Head injuries sustained by football players have received a significant amount of attention in recent months. However, athletes involved in other sports are also at risk of suffering serious head injuries. For instance, many snowboarders and skiers have suffered concussions or other head or brain injuries when performing tricks or during races.
One snowboarder sustained a career-ending traumatic brain injury when he was training to compete in the 2010 Vancouver Olympics. This head injury came just a few weeks after another fall in which he hit his head very hard while performing a trick that he knew well. Since suffering his traumatic brain injury, he has been unable to compete as a snowboarder.
He explains that he understands now that his brain injury may not have been as severe if he had not hit his head in a fall several weeks before his serious accident. While his accident occurred more than three years ago, this snowboarder is still impacted by his brain injury. And, in order to reach where he is today, he has had to go through years of rehabilitation work. His rehab has helped him regain motor skills, vision, and memory.
However, he still does not know how his brain injury will continue to impact him in the long-term. He states, "It's not a bad enough injury that it takes you out for good, but it is a bad enough injury that it will take you out for good in the long run." Since little research has been done on the effects of brain injuries or concussions sustained by snowboarders and skiers, it is not known how these injuries will impact athletes in the long-term.
It is possible that more severe effects of brain injuries and concussions will arise decades from now. Researchers and athletes do know that a hard fall or a brain injury can seriously impact one's abilities in the present.
If a person suffers a serious head or brain injury as a result of another person's negligence, he or she may be able to seek compensation for expenses incurred as a result of the negligence.
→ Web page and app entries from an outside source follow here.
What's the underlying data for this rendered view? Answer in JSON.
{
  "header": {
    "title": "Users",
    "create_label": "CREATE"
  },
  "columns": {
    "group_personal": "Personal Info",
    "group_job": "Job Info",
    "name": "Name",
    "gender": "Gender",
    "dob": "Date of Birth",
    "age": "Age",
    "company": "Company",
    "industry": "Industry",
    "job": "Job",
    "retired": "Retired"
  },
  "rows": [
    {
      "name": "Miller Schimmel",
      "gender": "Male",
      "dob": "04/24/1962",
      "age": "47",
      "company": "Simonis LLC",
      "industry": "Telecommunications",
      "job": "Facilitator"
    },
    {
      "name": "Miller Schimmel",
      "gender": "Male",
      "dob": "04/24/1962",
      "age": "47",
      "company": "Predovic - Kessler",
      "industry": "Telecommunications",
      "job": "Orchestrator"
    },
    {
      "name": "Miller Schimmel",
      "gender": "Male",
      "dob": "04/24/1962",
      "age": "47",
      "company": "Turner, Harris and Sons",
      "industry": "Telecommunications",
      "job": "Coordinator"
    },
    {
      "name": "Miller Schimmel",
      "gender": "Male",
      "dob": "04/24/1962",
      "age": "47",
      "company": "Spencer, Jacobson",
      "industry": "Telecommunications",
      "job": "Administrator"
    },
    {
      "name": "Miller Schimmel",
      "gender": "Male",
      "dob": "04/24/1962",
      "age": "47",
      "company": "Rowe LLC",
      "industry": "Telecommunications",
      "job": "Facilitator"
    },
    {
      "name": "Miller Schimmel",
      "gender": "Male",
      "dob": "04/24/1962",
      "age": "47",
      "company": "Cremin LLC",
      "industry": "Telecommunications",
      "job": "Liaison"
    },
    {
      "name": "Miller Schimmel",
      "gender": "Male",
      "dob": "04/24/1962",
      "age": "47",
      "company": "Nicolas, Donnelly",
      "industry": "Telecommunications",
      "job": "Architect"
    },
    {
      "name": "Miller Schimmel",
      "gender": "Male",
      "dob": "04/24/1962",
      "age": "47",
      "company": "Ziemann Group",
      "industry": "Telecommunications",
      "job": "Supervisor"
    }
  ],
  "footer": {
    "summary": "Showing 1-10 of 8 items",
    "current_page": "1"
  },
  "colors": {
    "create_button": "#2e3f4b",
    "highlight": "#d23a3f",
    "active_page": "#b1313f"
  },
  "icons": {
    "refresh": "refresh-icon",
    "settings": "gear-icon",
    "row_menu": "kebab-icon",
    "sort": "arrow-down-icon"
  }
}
Source: USA Today, "Head injuries a rising danger for snowboarders, skiers," Rachel George, Feb. 26, 2013